- Natural areas
- Contact information
- For information on State Natural Areas, contact:
- Thomas Meyer
Natural areas conservation biologist
Wisconsin State Natural Areas Program Mount Pisgah Hemlock-Hardwoods (No. 15)
Within Wildcat Mountain State Park, Vernon County. T14N-R2W, Section 14. 65 acres.
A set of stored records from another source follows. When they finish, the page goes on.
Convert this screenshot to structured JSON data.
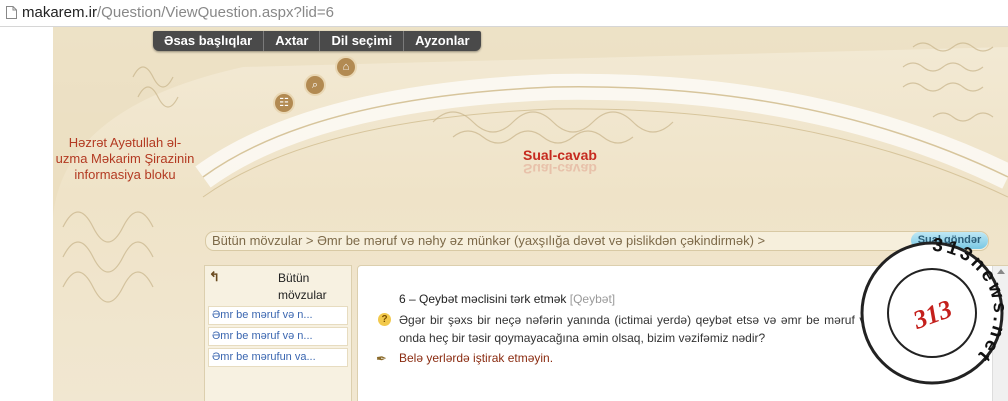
{
  "address_bar": {
    "domain": "makarem.ir",
    "path": "/Question/ViewQuestion.aspx?lid=6"
  },
  "nav": {
    "items": [
      {
        "label": "Əsas başlıqlar"
      },
      {
        "label": "Axtar"
      },
      {
        "label": "Dil seçimi"
      },
      {
        "label": "Ayzonlar"
      }
    ]
  },
  "header": {
    "blurb": "Həzrət Ayətullah əl-uzma Məkarim Şirazinin informasiya bloku",
    "site_title": "Sual-cavab"
  },
  "breadcrumb": {
    "text": "Bütün mövzular > Əmr be məruf və nəhy əz münkər (yaxşılığa dəvət və pislikdən çəkindirmək) >",
    "ask_button": "Sual göndər"
  },
  "side_panel": {
    "all_label": "Bütün mövzular",
    "items": [
      {
        "label": "Əmr be məruf və n..."
      },
      {
        "label": "Əmr be məruf və n..."
      },
      {
        "label": "Əmr be mərufun va..."
      }
    ]
  },
  "question": {
    "title": "6 – Qeybət məclisini tərk etmək",
    "tag": "[Qeybət]",
    "text": "Əgər bir şəxs bir neçə nəfərin yanında (ictimai yerdə) qeybət etsə və əmr be məruf və nəhy əz münkərin onda heç bir təsir qoymayacağına əmin olsaq, bizim vəzifəmiz nədir?",
    "answer": "Belə yerlərdə iştirak etməyin."
  },
  "watermark": {
    "ring_text": "313news.net",
    "center": "313"
  },
  "colors": {
    "page_bg": "#efe3c8",
    "nav_bg": "#4a4a4a",
    "title_red": "#c62a1f",
    "link_blue": "#3a66b0",
    "answer_color": "#8a2b10"
  }
}
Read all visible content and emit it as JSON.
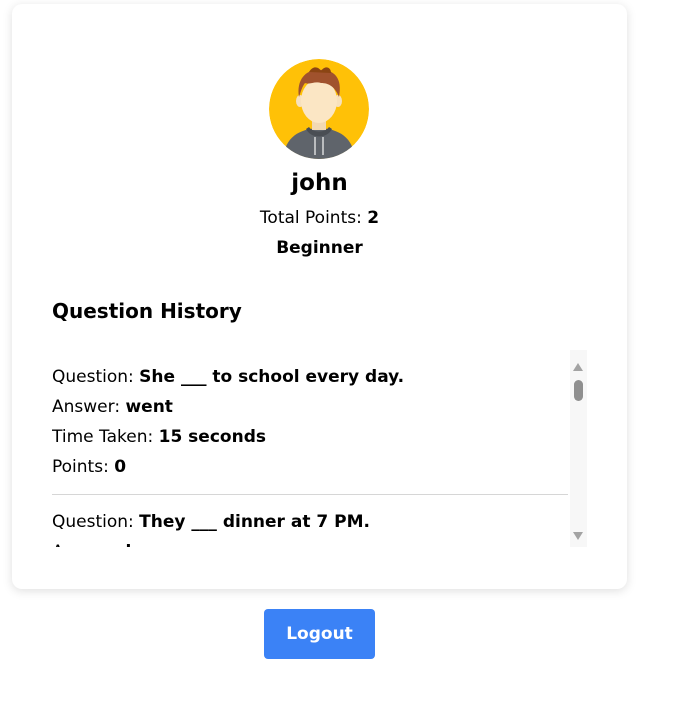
{
  "profile": {
    "username": "john",
    "points_label": "Total Points: ",
    "points_value": "2",
    "level": "Beginner"
  },
  "history": {
    "title": "Question History",
    "labels": {
      "question": "Question: ",
      "answer": "Answer: ",
      "time": "Time Taken: ",
      "points": "Points: "
    },
    "entries": [
      {
        "question": "She ___ to school every day.",
        "answer": "went",
        "time": "15 seconds",
        "points": "0"
      },
      {
        "question": "They ___ dinner at 7 PM.",
        "answer": "have"
      }
    ]
  },
  "actions": {
    "logout_label": "Logout"
  },
  "colors": {
    "avatar_bg": "#FFC107",
    "button_bg": "#3B82F6"
  },
  "icons": {
    "avatar": "user-avatar-icon"
  }
}
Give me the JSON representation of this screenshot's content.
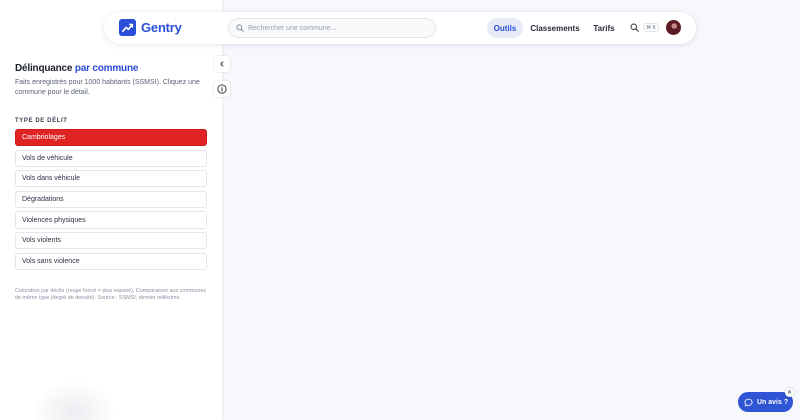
{
  "header": {
    "brand": "Gentry",
    "search": {
      "placeholder": "Rechercher une commune..."
    },
    "nav": [
      {
        "label": "Outils",
        "active": true
      },
      {
        "label": "Classements",
        "active": false
      },
      {
        "label": "Tarifs",
        "active": false
      }
    ],
    "shortcut": "⌘ K"
  },
  "panel": {
    "title_main": "Délinquance",
    "title_accent": "par commune",
    "subtitle": "Faits enregistrés pour 1000 habitants (SSMSI). Cliquez une commune pour le détail.",
    "section_label": "Type de délit",
    "options": [
      "Cambriolages",
      "Vols de véhicule",
      "Vols dans véhicule",
      "Dégradations",
      "Violences physiques",
      "Vols violents",
      "Vols sans violence"
    ],
    "selected_option": "Cambriolages",
    "legend_note": "Coloration par décile (rouge foncé = plus exposé). Comparaison aux communes de même type (degré de densité). Source : SSMSI, dernier millésime."
  },
  "feedback": {
    "label": "Un avis ?"
  },
  "colors": {
    "brand": "#2b4fd8",
    "active_option": "#e02424",
    "nav_active_bg": "#e7ebf8",
    "feedback_bg": "#2f55d4"
  },
  "icons": [
    "logo-chart-icon",
    "search-icon",
    "chevron-left-icon",
    "info-icon",
    "chat-bubble-icon",
    "close-icon"
  ]
}
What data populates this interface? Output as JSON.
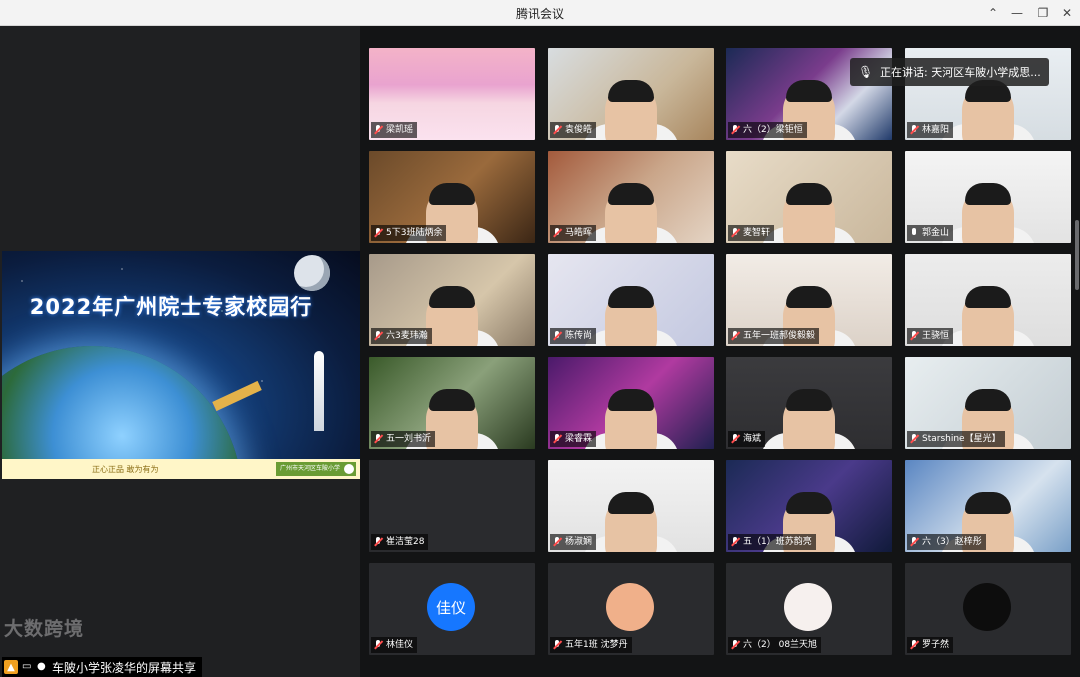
{
  "window": {
    "title": "腾讯会议"
  },
  "share": {
    "slide_title": "2022年广州院士专家校园行",
    "slide_footer_left": "正心正品  敢为有为",
    "slide_footer_right": "广州市天河区车陂小学",
    "presenter_label": "车陂小学张凌华的屏幕共享",
    "watermark": "大数跨境"
  },
  "speaking_indicator": "正在讲话: 天河区车陂小学成思...",
  "participants": [
    {
      "name": "梁凯瑶",
      "muted": true
    },
    {
      "name": "袁俊皓",
      "muted": true
    },
    {
      "name": "六（2）梁钜恒",
      "muted": true
    },
    {
      "name": "林嘉阳",
      "muted": true
    },
    {
      "name": "5下3班陆炳余",
      "muted": true
    },
    {
      "name": "马皓晖",
      "muted": true
    },
    {
      "name": "麦智轩",
      "muted": true
    },
    {
      "name": "郭金山",
      "muted": false
    },
    {
      "name": "六3麦玮瀚",
      "muted": true
    },
    {
      "name": "陈传尚",
      "muted": true
    },
    {
      "name": "五年一班郝俊毅毅",
      "muted": true
    },
    {
      "name": "王骁恒",
      "muted": true
    },
    {
      "name": "五一刘书沂",
      "muted": true
    },
    {
      "name": "梁睿霖",
      "muted": true
    },
    {
      "name": "海斌",
      "muted": true
    },
    {
      "name": "Starshine【星光】",
      "muted": true
    },
    {
      "name": "崔洁莹28",
      "muted": true
    },
    {
      "name": "杨淑娴",
      "muted": true
    },
    {
      "name": "五（1）班苏韵亮",
      "muted": true
    },
    {
      "name": "六（3）赵梓彤",
      "muted": true
    },
    {
      "name": "林佳仪",
      "muted": true,
      "avatar_text": "佳仪",
      "avatar_color": "#1677ff"
    },
    {
      "name": "五年1班 沈梦丹",
      "muted": true
    },
    {
      "name": "六（2） 08兰天旭",
      "muted": true
    },
    {
      "name": "罗子然",
      "muted": true
    }
  ],
  "colors": {
    "titlebar": "#f3f3f3",
    "background": "#131415",
    "accent": "#1677ff"
  }
}
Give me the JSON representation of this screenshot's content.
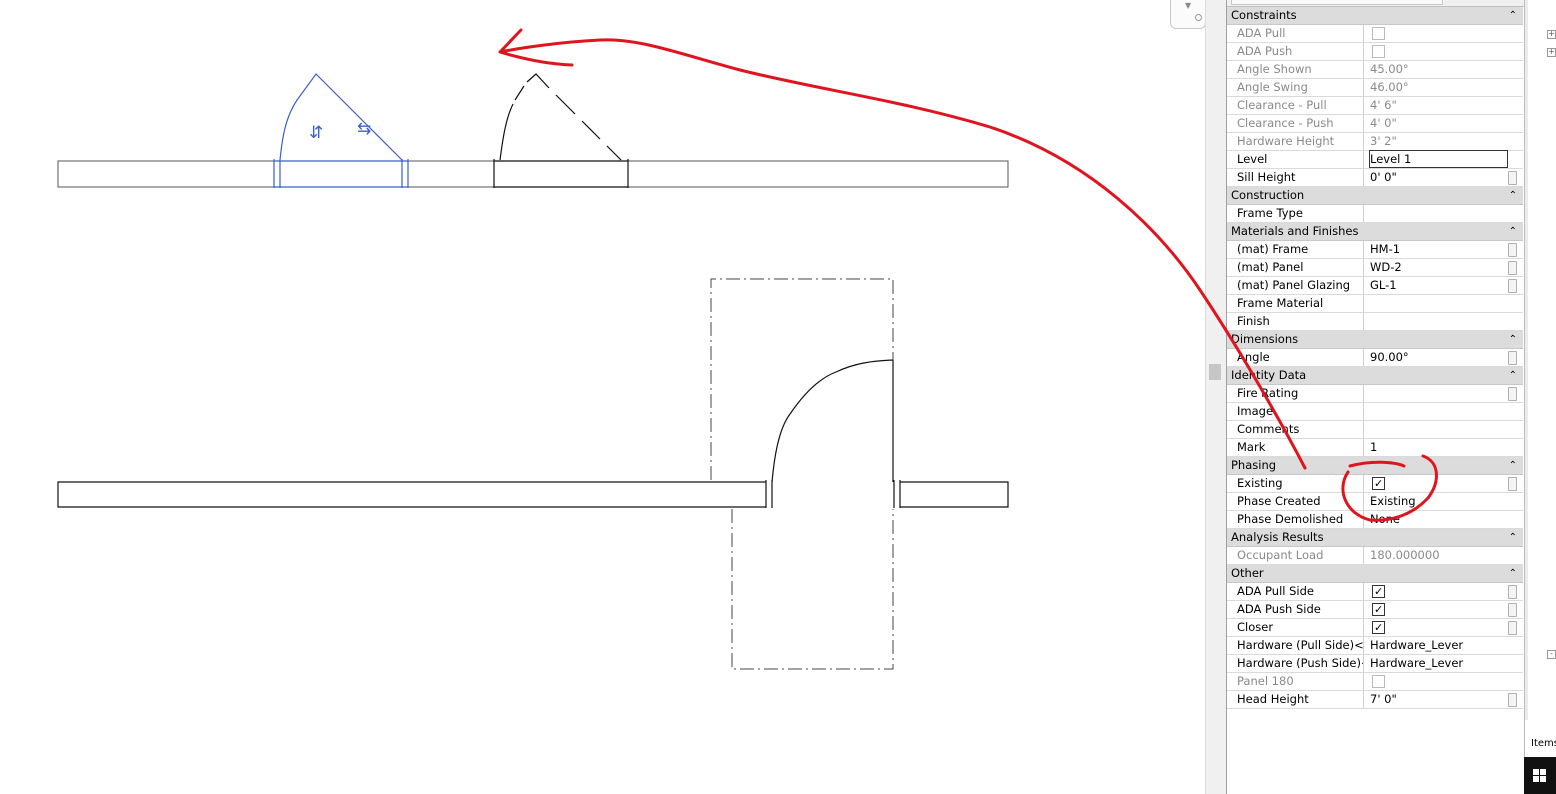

Mt. Pisgah Hemlock-Hardwoods features a relict stand of hemlock and yellow birch along the meandering Kickapoo River in the heart of the Driftless Area. The sandstone cliffs are forested with hemlock, white pine, and white oak and support a number of uncommon pre-glacial plant species including Sullivant's cool-wort and the state-threatened moschatel (Adoxa moschatellina). The understory includes huckleberry, blueberry, pipsissewa, and bunchberry. On the north and northeast-facing slope is a hardwood forest of sugar maple and red oak with basswood, white oak, big-tooth aspen, white ash, and white birch. Shrubs include witch hazel, alternate leaved dogwood, round-leaved dogwood, and maple-leaved viburnum. Spring ephemerals are abundant and most of the area supports a mix of both northern and southern plant species. The area harbors numerous rare birds including Louisiana waterthrush (Seiurus motacilla), the state endangered worm-eating warbler (Helmitheros vermivorous), and three state-threatened species - cerulean (Dendroica cerulea) and Kentucky warblers (Oporornis formosus) and Acadian flycatcher (Empidonax virescens). Mt. Pisgah is owned by the DNR and was designated a State Natural Area in 1952.
From the intersection of Highways 131 and 33 in Ontario, go east and south on 33 about 2.5 miles, then southwest on Park Road 0.6 mile to the picnic area. Follow the Hemlock Trail into the site.
Mount Pisgah Hemlock-Hardwoods is owned by:
The DNR's state natural areas program is comprised of lands owned by the state, private conservation organizations, municipalities, other governmental agencies, educational institutions and private individuals. While the majority of SNAs are open to the public, access may vary according to individual ownership policies. Public use restrictions may apply due to public safety, or to protect endangered or threatened species or unique natural features. Lands may be temporarily closed due to specific management activities. Users are encouraged to contact the landowner for more specific details.
The data shown on these maps have been obtained from various sources, and are of varying age, reliability, and resolution. The data may contain errors or omissions and should not be interpreted as a legal representation of legal ownership boundaries.
Manage the site as a reserve for hemlock relict, old-growth northern mesic forest, southern dry-mesic forest, and shaded cliff, as well as an ecological reference area. Natural processes will determine the structure of the forest.
Native species are managed passively, allowing nature to determine the ecological characteristics. Exceptions include control of invasive plants and animals, and maintenance of existing facilities. Salvage of trees after a major wind event is not considered compatible with management objectives.
- Site is within Wildcat Mountain State Park. Access is via park trails. Manipulation/removal of vegetation and soil disturbance should be minimized when maintaining park trails within State Natural Area.
Very few State Natural Areas have public facilities, but nearly all are open for a variety of recreational activities as indicated below. Generally, there are no picnic areas, restrooms, or other developments. Parking lots or designated parking areas are noted on individual SNA pages and maps. Trails, if present, are typically undesignated footpaths. If a developed trail is present, it will normally be noted on the SNA map and/or under the "Access" tab. A compass and topographic map or a GPS unit are useful tools for exploring larger, isolated SNAs.
In general, the activities listed below are allowed on all DNR-owned SNA lands. Exceptions to this list of public uses, such as SNAs closed to hunting, are noted under the "Access" tab above and posted with signs on site.
- Cross country skiing
- Horseback riding
- Rock climbing
- Vehicles, including bicycles, ATVs, aircraft, and snowmobiles except on trails and roadways designated for their use
- Collecting of animals, non-edible fungi, rocks, minerals, fossils, archaeological artifacts, soil, downed wood, or any other natural material, alive or dead. Collecting for scientific research requires a permit issued by the DNR
- Collecting of plants including seeds, roots or other non-edible parts of herbaceous plants such as wildflowers or grasses
- Camping and campfires
For rules governing state-owned SNAs and other state lands, please consult Chapter NR 45 Wis. Admin. Code [exit DNR]